What is expected -> Look through the data below and return each line where "YEARFRAC" appears.

▬▬▬▬▬▬

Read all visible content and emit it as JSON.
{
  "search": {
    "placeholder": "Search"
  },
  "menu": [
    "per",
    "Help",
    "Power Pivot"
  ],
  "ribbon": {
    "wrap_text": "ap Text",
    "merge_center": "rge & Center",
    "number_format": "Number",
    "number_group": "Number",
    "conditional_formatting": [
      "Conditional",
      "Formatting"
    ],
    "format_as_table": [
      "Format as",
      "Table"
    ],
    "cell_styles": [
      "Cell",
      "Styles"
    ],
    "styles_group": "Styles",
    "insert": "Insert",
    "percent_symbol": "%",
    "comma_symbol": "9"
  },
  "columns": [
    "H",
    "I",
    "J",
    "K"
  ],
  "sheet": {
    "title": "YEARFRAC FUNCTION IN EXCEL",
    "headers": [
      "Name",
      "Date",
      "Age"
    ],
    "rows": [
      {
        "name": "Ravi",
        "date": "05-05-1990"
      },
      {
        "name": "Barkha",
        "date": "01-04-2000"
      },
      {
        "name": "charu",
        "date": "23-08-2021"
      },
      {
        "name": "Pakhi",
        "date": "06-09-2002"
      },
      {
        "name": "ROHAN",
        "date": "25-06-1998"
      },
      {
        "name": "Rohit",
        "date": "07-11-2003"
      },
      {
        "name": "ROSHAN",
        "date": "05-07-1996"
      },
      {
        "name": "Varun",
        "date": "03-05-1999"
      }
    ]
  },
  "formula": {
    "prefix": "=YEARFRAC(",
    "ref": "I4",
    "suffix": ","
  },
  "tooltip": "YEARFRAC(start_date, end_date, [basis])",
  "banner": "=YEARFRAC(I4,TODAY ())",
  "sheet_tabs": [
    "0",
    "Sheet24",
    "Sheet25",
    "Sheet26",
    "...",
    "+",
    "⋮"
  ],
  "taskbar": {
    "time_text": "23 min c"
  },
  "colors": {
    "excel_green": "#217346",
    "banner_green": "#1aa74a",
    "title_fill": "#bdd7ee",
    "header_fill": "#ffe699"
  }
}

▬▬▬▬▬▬

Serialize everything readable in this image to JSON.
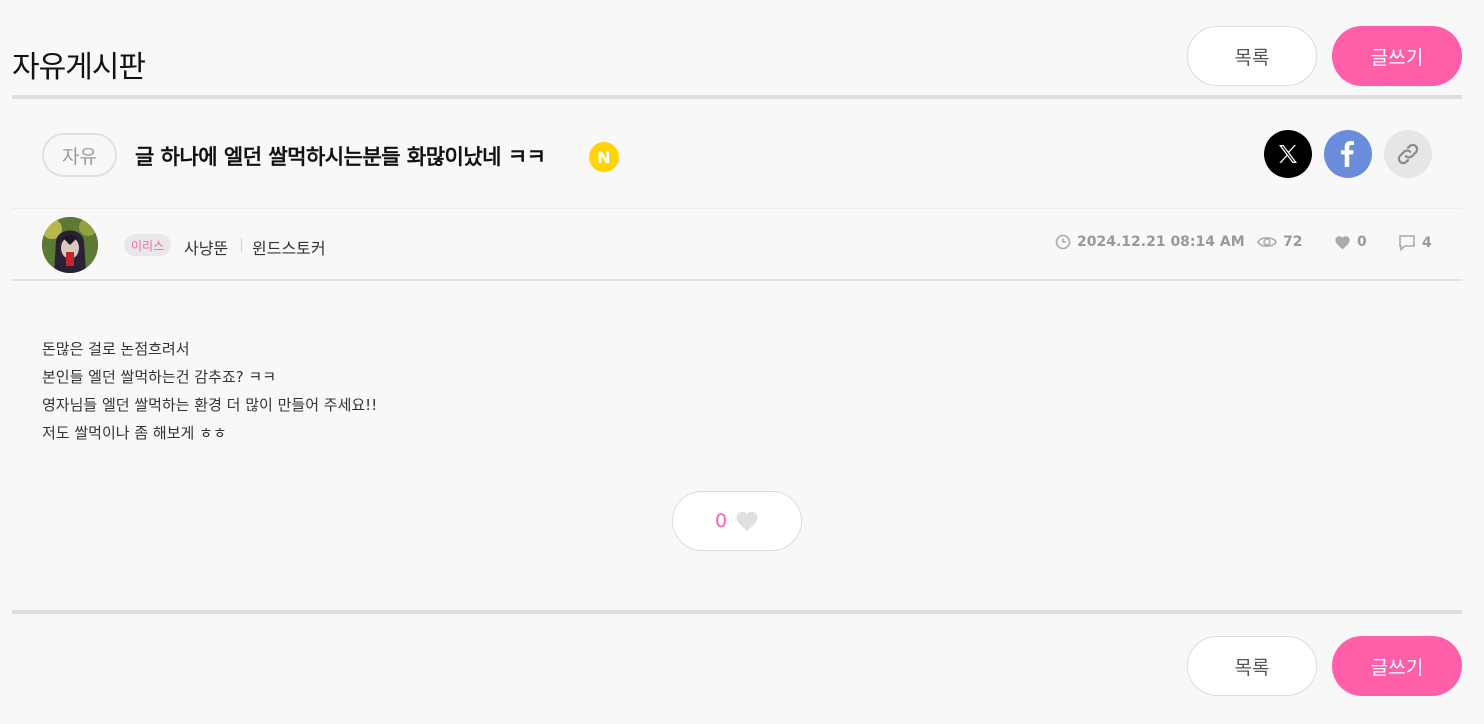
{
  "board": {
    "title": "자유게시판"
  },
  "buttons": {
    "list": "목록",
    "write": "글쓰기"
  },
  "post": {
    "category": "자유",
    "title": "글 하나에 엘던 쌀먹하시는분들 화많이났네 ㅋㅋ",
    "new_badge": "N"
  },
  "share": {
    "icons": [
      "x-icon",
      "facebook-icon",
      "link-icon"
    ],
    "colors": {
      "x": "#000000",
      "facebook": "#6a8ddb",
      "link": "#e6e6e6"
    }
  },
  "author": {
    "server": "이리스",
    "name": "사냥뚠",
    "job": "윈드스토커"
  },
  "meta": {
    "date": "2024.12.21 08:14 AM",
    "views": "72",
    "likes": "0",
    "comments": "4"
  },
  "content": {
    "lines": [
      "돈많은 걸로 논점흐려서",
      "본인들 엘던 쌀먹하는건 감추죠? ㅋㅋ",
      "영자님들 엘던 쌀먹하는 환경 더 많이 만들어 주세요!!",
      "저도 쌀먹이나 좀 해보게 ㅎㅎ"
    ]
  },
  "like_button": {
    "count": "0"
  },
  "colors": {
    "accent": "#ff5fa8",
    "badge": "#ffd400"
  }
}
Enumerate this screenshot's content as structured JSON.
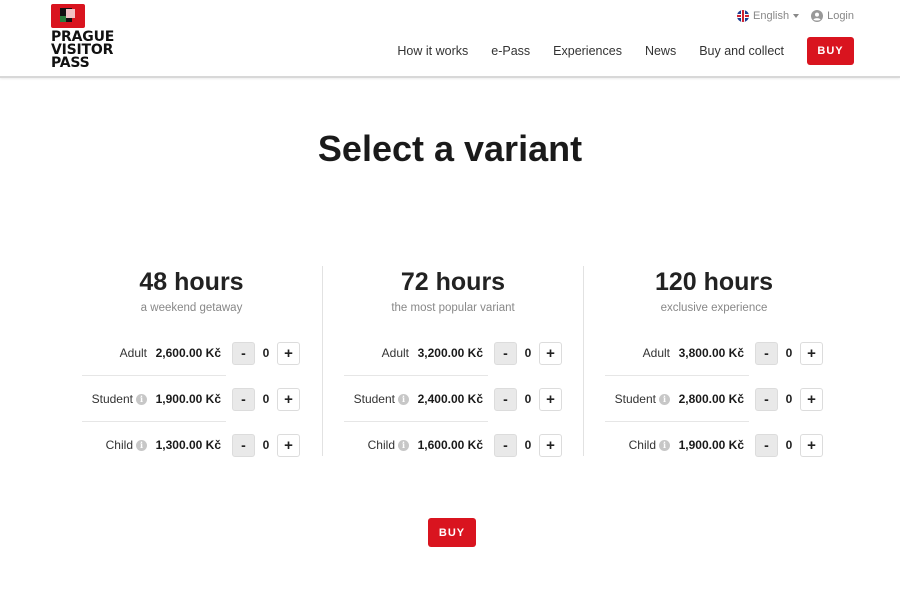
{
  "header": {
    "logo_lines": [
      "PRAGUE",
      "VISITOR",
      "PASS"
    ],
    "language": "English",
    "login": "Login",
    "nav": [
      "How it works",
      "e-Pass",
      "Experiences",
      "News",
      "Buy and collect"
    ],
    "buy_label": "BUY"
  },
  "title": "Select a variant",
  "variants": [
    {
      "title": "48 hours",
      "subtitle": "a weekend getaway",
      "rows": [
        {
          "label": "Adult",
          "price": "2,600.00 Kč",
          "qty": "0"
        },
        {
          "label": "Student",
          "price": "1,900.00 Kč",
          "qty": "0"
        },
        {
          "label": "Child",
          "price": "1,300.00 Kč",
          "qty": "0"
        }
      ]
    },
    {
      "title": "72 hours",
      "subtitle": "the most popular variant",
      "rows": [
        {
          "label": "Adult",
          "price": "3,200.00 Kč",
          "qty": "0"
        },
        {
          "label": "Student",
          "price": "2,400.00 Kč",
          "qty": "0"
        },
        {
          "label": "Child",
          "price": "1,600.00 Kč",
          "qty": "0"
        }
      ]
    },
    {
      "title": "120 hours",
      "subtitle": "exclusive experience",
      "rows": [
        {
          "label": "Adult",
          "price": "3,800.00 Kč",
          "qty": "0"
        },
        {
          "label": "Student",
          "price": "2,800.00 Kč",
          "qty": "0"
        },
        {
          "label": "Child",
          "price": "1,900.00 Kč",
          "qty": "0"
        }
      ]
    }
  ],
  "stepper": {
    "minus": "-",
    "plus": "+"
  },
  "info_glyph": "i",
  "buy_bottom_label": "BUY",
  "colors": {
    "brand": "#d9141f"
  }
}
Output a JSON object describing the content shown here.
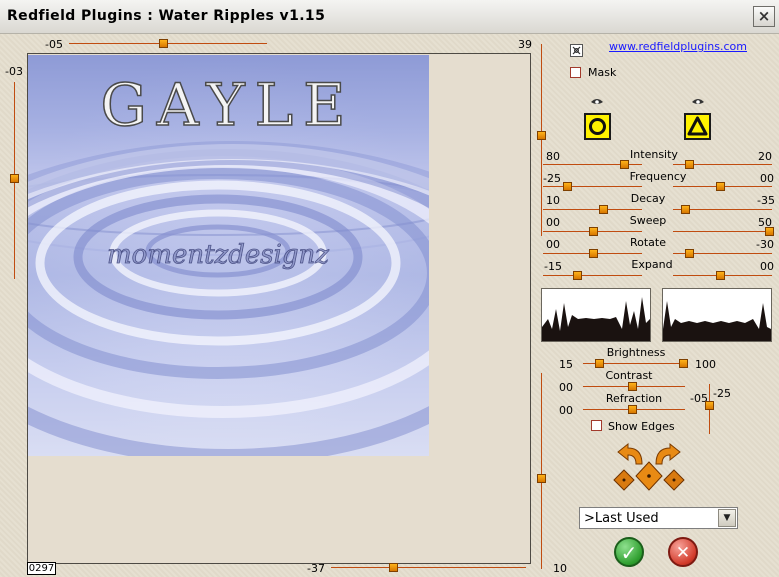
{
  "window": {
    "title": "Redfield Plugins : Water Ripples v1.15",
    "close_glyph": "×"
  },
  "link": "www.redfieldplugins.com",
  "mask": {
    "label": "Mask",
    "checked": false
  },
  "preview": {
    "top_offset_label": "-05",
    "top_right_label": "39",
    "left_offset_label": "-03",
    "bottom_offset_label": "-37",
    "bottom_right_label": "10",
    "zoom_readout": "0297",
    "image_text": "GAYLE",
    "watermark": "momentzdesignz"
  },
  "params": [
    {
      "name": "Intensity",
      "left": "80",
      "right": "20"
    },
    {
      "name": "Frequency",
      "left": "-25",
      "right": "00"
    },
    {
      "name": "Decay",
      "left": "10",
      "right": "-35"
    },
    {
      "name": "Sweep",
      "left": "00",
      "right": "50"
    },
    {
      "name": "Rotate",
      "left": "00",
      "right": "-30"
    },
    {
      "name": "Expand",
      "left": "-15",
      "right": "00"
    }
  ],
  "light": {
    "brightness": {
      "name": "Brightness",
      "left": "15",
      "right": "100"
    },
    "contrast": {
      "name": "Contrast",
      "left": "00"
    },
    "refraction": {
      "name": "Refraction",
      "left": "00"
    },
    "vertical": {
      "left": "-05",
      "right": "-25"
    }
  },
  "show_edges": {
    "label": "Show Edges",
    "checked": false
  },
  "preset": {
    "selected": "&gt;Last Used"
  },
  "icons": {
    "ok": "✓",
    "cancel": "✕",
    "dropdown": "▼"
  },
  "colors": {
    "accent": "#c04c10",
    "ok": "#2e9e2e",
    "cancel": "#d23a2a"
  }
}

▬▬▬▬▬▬

Final answer ->
    "title": "YEARFRAC FUNCTION IN EXCEL",
    "prefix": "=YEARFRAC(",
  "tooltip": "YEARFRAC(start_date, end_date, [basis])",
  "banner": "=YEARFRAC(I4,TODAY ())",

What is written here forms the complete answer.